Enabling CSS Hover Selector on Touch Enabled Devices

Most web developers and designer make use of this common CSS selector to help make pages easier to consume by hiding things in the UI like buttons until the context of the application makes sense to show them.  I use this a little to hide things like buttons until such time that it makes sense to show them based on what the user is viewing or doing.  This can help in many ways not least helping to keep the UI simple and uncluttered.

There are lots of solutions out there that whilst they work are in the most part overkill.  The following code snippet will enable the :hover selector on all child elements:
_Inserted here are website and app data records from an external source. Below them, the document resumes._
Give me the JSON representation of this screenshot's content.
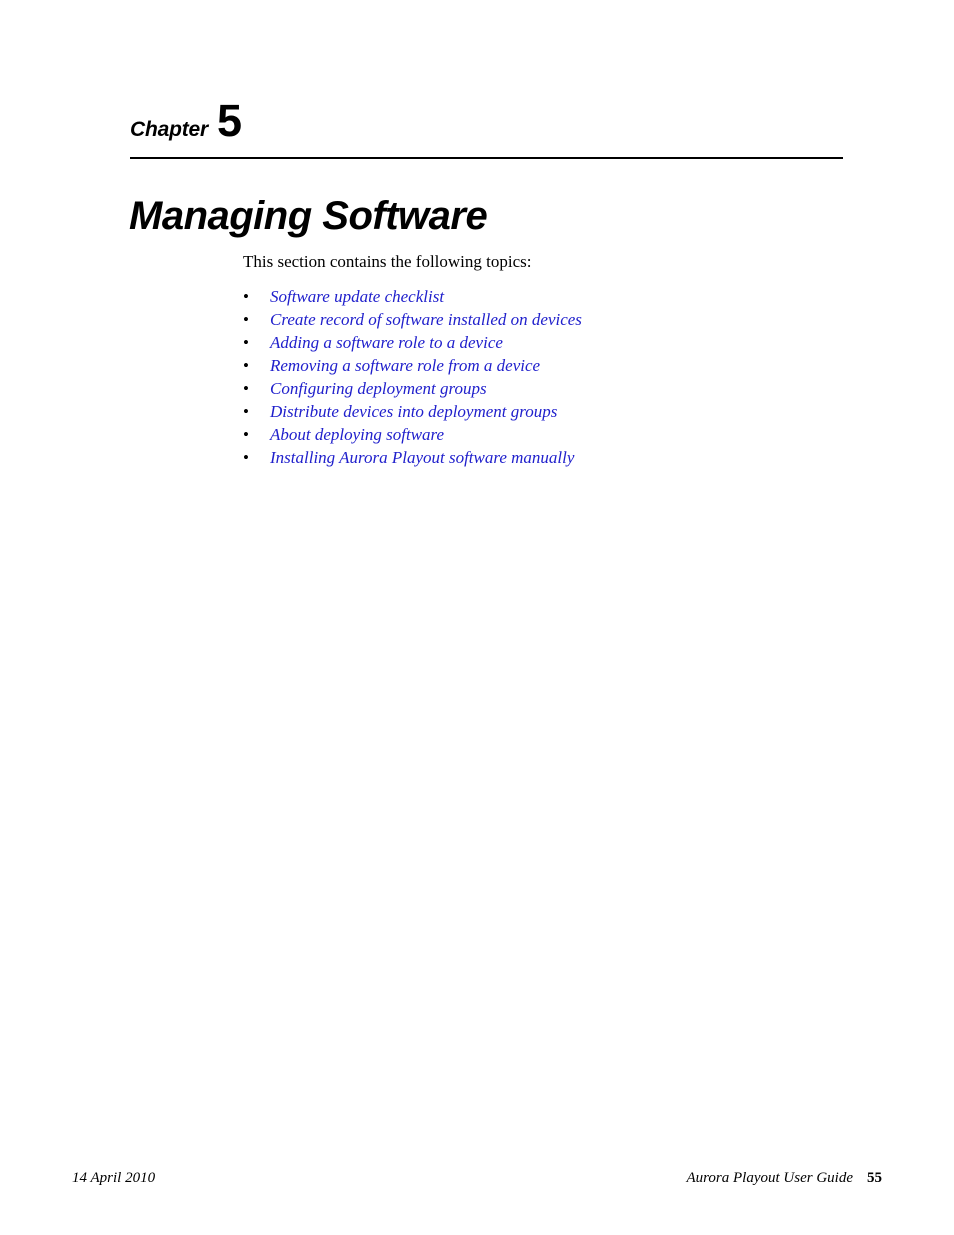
{
  "chapter": {
    "label": "Chapter",
    "number": "5",
    "title": "Managing Software"
  },
  "body": {
    "intro": "This section contains the following topics:",
    "bullet_glyph": "•",
    "link_color": "#2020cc",
    "topics": [
      {
        "label": "Software update checklist"
      },
      {
        "label": "Create record of software installed on devices"
      },
      {
        "label": "Adding a software role to a device"
      },
      {
        "label": "Removing a software role from a device"
      },
      {
        "label": "Configuring deployment groups"
      },
      {
        "label": "Distribute devices into deployment groups"
      },
      {
        "label": "About deploying software"
      },
      {
        "label": "Installing Aurora Playout software manually"
      }
    ]
  },
  "footer": {
    "date": "14  April  2010",
    "guide_title": "Aurora Playout User Guide",
    "page_number": "55"
  }
}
$('body').bind('touchstart', function () { });

So given this HTML:

    <div id="content">
        <div id="nav"></div>
        <div id="content-wrapper"></div>

You might want to limit the scope to target just the actual page content, so you would use:

$('#content-wrapper').bind('touchstart', function () { });

The trick to getting this to work nicely in all instances is by being mindfull of the scope of the main selector. You might want to make sure the scope of the selector excludes any navigation menus and as I saw some odd behaviour in the Dolphin browser on iOS 8. This has been tested on FireFox, Chrome, IE, Dolphin, Opera and Safari on iOS 8.

Leave a Reply

Your email address will not be published.


This site uses Akismet to reduce spam. Learn how your comment data is processed.